Filter the entries that follow, copying every line in which the word "Availability" appears.

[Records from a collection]
===============
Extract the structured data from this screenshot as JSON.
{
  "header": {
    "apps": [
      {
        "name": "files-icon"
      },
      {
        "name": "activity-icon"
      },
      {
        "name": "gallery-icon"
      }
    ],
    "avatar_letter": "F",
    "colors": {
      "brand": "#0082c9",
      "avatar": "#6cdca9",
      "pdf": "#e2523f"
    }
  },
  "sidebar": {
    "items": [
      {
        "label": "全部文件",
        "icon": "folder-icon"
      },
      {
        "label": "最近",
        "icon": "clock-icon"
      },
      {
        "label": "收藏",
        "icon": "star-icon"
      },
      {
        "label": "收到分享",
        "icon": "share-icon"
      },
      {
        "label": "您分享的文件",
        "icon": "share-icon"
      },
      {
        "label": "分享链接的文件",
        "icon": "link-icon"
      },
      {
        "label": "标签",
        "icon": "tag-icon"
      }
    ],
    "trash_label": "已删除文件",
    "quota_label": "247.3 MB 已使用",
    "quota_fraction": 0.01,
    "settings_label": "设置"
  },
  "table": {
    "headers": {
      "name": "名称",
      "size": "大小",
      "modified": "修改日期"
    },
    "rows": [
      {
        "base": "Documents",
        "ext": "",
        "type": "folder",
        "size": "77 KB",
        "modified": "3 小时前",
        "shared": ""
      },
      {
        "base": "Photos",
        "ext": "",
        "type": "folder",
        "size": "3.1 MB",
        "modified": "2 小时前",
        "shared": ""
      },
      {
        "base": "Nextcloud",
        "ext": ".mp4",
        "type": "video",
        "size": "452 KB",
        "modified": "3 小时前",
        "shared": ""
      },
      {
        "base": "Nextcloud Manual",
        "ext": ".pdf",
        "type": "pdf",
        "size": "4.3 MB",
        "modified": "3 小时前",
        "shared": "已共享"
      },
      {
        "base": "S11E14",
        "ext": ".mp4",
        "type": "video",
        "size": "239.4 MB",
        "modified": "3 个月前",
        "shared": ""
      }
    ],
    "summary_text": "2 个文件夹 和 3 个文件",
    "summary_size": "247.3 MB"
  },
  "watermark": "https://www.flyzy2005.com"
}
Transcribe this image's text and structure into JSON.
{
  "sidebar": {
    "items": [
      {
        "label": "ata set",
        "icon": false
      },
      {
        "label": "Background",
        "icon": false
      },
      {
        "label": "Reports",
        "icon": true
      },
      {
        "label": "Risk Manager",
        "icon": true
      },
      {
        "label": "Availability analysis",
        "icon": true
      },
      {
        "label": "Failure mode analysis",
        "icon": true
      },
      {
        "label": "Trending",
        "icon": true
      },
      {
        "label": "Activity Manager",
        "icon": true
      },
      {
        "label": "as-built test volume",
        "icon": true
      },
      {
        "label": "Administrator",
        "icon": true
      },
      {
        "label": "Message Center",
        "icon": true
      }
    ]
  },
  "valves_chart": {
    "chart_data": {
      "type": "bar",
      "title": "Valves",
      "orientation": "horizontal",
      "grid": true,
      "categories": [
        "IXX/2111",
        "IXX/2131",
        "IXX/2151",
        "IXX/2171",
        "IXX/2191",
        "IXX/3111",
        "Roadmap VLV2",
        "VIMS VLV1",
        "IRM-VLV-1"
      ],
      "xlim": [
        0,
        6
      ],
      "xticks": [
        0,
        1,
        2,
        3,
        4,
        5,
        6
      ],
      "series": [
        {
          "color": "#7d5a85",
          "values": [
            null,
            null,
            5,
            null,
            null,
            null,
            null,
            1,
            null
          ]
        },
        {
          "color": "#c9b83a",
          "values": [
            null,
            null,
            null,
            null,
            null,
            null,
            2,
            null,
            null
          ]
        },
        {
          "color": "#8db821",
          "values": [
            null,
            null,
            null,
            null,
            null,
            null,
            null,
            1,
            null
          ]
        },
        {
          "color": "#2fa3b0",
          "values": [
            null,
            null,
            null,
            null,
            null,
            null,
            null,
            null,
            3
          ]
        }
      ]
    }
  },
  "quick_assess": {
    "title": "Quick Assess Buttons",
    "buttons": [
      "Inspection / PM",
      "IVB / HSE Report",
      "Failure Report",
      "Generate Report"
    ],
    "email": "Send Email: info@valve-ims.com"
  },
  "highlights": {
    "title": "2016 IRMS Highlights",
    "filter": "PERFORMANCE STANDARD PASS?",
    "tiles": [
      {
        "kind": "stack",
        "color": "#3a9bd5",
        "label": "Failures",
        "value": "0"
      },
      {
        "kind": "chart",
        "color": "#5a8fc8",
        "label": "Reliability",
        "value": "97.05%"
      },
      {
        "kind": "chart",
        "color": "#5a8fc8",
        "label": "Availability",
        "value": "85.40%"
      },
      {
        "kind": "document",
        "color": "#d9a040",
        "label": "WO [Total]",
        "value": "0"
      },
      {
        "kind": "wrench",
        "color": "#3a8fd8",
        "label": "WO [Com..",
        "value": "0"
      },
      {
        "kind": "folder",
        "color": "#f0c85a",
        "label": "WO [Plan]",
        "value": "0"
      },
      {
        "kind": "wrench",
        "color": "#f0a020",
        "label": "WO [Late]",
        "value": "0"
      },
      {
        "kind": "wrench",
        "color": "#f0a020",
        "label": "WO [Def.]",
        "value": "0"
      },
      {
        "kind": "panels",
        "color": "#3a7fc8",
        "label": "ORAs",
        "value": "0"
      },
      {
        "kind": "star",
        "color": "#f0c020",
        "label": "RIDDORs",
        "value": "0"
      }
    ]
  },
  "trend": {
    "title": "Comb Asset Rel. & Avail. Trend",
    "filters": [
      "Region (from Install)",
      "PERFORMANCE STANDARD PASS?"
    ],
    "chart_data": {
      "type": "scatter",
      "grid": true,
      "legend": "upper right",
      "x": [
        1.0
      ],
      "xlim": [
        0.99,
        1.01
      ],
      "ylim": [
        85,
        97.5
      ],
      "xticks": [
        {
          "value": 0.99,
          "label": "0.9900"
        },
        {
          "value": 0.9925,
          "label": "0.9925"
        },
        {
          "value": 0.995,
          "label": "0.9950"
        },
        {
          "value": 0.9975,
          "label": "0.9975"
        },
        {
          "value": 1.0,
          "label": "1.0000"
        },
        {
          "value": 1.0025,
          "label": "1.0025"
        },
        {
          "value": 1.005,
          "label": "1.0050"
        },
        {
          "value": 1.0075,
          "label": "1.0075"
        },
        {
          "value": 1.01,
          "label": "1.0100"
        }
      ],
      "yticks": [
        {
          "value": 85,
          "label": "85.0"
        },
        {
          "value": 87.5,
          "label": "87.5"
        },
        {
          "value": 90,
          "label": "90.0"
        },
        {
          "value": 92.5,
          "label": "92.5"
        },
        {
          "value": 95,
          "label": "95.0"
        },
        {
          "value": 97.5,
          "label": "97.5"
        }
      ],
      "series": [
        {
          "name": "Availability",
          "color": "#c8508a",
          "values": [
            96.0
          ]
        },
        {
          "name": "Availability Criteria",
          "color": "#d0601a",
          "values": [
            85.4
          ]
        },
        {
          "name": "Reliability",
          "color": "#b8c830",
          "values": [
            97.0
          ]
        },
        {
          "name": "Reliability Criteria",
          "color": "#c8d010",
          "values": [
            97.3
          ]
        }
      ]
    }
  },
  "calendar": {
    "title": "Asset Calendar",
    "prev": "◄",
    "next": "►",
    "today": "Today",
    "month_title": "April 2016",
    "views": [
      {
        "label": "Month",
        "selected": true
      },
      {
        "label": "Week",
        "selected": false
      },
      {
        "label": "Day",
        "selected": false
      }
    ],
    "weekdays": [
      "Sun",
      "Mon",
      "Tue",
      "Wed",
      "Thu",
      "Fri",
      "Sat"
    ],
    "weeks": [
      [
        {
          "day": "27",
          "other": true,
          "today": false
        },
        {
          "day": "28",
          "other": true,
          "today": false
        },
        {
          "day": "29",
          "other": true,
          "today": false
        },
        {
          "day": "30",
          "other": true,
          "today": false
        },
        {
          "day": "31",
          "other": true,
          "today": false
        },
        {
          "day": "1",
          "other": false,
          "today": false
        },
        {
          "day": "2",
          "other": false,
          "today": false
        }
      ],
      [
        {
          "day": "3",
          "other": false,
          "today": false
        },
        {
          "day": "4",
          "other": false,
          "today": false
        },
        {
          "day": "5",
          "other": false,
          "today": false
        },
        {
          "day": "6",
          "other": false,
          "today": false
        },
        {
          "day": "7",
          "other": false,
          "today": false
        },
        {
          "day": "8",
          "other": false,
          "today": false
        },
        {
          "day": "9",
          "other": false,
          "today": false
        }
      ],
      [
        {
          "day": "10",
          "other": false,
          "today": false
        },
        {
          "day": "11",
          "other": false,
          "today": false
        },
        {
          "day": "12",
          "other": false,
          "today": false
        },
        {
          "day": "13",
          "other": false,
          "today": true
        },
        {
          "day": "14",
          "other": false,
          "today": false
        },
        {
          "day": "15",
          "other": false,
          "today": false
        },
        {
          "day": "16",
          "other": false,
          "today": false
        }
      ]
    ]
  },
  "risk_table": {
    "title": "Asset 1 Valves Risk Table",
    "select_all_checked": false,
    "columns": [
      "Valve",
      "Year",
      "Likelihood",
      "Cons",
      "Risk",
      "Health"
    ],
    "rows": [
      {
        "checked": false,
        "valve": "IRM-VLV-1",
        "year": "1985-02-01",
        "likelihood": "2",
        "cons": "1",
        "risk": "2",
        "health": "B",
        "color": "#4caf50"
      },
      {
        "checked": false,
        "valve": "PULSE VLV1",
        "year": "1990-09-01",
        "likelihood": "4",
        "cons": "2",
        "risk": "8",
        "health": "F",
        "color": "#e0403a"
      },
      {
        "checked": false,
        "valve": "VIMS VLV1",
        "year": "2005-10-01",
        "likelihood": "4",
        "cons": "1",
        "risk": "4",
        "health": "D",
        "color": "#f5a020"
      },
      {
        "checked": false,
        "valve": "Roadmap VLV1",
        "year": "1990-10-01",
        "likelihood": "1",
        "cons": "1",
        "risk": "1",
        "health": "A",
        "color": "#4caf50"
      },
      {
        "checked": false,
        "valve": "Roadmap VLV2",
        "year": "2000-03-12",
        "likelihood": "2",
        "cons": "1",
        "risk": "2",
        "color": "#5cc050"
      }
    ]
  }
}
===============
■ Exercise response ■
        "label": "Availability analysis",
        "label": "Availability",
          "name": "Availability",
          "name": "Availability Criteria",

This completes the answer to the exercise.